As Glover told writer Rembert Browne for Vulture (the story also appears in New York Magazine’s new print issue), FX initially suggested that a drug dealer character live in "traplike" apartment. "We were like, ‘No, he’s a drug dealer, he makes enough money to live in a regular apartment,’" Glover said to Vulture. "There were some things so subtle and Black that people had no idea what we were talking about."
Glover aims to shine a light on those contextual differences with the surrealist comedy-drama, which premieres on September 6. "I wanted to show White people, you don’t know everything about Black culture," he said. To that end, Glover employed an entirely-Black writing staff, featuring primarily Atlanta natives like Glover and his brother Stephen.
His goals with "Atlanta" also reflect the criticism Glover received for years over his popularity in White cultural spaces. "I know when I go to Baltimore, when I go to D.C., it’s like 50-50—half of them are like, ‘I love this dude, this dude’s cool.’ And the other half are like, ‘This coon-ass dude,’" he said. "But I have no hate in my heart for no Black person ever. Because we’re in a position where the system has fucked us up so bad we can’t always trust each other."

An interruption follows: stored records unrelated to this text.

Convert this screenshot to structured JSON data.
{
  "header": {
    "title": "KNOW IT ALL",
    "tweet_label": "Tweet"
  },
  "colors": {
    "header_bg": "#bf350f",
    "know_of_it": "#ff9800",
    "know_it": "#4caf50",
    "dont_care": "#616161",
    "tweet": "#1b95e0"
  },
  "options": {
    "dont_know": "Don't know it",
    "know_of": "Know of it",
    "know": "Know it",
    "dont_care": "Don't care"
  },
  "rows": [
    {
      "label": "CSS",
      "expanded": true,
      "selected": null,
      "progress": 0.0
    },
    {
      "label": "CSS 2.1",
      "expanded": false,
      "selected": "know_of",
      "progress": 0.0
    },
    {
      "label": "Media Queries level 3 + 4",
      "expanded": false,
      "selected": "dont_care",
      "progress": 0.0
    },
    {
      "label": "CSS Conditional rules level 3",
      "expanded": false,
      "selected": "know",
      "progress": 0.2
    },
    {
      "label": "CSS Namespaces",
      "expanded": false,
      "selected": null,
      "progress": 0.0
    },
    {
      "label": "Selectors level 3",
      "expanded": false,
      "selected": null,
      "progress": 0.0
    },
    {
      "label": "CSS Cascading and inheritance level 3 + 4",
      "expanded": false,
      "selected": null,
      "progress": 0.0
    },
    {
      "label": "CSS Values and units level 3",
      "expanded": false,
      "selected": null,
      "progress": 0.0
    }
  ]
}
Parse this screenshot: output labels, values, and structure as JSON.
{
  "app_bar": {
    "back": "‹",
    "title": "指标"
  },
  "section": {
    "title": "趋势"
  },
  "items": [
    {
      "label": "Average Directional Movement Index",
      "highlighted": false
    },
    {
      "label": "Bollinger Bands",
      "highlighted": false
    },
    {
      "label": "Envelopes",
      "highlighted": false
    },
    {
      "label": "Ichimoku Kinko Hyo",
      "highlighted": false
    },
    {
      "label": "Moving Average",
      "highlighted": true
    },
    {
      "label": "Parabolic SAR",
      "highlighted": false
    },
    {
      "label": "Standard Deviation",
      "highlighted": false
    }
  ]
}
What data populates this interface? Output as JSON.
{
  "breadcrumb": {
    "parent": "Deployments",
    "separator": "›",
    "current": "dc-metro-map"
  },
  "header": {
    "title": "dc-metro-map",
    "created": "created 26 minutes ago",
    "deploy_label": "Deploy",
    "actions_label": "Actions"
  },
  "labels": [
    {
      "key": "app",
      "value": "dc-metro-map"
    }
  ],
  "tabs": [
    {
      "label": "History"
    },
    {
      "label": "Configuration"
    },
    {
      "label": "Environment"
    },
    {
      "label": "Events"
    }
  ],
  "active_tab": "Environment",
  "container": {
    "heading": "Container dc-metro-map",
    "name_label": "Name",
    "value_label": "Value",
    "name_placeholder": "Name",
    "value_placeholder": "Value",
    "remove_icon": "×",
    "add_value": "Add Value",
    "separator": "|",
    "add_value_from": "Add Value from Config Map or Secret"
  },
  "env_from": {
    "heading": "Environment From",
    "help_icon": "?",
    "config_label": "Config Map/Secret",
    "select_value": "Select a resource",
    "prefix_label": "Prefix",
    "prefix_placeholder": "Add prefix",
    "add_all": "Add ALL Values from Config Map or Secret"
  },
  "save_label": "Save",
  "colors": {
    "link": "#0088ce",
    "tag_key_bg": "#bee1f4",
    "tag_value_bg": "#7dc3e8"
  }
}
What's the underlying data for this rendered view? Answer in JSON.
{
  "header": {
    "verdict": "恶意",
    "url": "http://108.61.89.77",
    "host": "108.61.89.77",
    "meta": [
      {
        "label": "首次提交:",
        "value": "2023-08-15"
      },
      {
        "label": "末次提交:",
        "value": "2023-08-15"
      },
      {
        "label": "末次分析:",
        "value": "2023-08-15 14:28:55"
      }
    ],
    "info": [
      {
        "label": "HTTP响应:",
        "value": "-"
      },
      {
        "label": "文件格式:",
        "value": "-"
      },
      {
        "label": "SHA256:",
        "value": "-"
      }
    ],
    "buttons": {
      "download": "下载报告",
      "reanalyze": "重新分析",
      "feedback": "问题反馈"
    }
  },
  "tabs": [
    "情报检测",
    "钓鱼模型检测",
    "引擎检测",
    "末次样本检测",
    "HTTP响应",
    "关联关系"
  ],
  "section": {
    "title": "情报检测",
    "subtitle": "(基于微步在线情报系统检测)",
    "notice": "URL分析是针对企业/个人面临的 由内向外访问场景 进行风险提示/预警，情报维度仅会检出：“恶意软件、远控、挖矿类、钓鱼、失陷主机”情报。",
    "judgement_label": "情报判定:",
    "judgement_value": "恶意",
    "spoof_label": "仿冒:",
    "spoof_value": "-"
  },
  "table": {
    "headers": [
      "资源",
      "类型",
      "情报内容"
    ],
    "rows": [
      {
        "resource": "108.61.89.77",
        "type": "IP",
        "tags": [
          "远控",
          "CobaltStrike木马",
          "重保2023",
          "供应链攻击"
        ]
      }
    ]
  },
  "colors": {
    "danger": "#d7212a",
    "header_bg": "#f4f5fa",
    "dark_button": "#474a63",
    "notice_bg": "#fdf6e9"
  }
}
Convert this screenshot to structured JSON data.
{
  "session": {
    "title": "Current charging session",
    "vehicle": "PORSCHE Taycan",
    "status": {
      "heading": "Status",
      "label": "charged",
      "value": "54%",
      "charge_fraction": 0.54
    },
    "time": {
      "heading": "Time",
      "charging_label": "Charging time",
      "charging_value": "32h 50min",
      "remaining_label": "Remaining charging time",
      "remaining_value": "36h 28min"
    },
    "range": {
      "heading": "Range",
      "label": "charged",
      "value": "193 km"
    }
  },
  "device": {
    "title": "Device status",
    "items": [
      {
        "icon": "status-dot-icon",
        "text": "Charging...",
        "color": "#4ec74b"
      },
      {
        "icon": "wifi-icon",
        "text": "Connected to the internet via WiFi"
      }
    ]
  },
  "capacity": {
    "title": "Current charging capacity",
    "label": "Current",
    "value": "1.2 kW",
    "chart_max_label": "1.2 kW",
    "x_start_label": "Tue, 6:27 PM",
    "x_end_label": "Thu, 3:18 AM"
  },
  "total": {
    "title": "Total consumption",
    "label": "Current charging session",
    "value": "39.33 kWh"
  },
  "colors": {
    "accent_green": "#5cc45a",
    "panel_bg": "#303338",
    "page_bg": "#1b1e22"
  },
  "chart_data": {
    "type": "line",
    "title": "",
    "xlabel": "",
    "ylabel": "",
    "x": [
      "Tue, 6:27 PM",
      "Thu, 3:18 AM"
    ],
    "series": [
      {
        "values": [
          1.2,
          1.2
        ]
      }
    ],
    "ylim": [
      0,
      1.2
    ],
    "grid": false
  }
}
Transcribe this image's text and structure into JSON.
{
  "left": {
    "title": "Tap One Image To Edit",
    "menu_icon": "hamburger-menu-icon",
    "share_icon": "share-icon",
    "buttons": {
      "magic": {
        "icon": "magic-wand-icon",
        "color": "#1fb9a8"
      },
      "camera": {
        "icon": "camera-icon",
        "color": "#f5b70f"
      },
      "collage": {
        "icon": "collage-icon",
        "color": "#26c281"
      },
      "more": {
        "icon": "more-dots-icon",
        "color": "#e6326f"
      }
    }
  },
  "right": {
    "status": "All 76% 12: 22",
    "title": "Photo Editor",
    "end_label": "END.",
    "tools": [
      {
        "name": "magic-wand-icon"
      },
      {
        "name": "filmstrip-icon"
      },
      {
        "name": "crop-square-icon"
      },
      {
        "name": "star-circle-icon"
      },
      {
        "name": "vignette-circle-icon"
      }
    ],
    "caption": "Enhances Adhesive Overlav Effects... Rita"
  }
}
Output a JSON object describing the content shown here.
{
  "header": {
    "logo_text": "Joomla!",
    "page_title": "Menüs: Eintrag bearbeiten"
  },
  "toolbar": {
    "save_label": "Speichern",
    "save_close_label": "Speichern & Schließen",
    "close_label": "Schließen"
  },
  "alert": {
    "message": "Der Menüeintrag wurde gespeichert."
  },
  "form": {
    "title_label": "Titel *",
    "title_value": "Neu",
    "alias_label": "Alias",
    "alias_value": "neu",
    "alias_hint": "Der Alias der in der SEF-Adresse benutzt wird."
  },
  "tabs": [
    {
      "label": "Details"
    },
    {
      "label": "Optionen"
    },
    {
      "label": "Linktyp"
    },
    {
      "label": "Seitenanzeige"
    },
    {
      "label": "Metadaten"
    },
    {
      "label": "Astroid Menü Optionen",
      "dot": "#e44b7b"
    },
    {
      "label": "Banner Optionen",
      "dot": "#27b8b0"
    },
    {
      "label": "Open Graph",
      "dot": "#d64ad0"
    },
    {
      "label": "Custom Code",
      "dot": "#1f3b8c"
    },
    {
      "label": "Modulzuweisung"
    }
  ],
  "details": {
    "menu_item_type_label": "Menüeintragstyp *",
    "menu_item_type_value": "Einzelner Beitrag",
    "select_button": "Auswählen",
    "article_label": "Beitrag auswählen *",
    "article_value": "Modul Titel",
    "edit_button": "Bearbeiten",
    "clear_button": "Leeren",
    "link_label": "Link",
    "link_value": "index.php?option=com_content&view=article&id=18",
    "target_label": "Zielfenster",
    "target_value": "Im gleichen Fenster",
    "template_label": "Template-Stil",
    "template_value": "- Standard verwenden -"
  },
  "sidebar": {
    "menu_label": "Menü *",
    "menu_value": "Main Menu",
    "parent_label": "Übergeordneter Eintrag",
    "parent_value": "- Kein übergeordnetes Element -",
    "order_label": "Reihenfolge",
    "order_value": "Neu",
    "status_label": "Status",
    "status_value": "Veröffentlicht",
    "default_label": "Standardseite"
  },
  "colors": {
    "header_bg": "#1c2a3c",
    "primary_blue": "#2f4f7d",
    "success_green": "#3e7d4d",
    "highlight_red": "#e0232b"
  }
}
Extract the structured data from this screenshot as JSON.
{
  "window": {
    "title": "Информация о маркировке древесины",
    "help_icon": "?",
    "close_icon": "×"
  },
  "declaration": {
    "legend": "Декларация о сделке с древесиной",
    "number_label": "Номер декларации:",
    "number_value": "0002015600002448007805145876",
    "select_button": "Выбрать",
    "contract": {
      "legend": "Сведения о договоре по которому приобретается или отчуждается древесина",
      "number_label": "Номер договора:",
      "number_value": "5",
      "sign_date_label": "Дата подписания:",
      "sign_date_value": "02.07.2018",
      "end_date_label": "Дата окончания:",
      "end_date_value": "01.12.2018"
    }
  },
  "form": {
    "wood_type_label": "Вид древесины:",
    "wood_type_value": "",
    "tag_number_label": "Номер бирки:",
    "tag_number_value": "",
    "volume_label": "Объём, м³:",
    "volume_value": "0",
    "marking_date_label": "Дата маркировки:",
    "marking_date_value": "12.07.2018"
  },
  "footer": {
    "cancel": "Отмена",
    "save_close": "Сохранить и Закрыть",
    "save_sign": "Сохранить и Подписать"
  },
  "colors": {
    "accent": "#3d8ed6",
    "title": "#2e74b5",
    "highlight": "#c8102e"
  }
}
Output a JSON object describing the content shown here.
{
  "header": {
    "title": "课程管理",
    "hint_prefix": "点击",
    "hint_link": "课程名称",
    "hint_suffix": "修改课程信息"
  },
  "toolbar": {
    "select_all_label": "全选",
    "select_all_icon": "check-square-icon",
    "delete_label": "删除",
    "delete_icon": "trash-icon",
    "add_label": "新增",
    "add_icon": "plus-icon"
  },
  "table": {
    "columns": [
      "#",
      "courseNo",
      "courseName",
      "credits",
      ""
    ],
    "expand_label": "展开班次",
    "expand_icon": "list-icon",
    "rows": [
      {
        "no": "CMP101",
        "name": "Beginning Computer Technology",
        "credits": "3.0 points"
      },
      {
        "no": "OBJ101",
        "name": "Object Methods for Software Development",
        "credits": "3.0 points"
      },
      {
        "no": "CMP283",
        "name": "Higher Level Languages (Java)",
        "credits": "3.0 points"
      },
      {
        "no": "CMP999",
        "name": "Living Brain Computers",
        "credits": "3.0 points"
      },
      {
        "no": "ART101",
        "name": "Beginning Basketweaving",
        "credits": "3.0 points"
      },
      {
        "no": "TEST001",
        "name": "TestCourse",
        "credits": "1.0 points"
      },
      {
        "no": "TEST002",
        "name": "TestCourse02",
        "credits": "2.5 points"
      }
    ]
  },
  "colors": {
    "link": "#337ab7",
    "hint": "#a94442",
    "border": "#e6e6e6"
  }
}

Glover created and stars in "Atlanta" as "Earnest ‘Earn’ Marks," while Bryan Tyree Henry ("Boardwalk Empire") portrays his cousin, "Alfred Miles." The series focuses on Miles’ burgeoning celebrity as the rapper Paper Boi and, as Vulture describes, "Earn’s ever-evolving balancing act between his origins and a life often spent in predominantly White settings."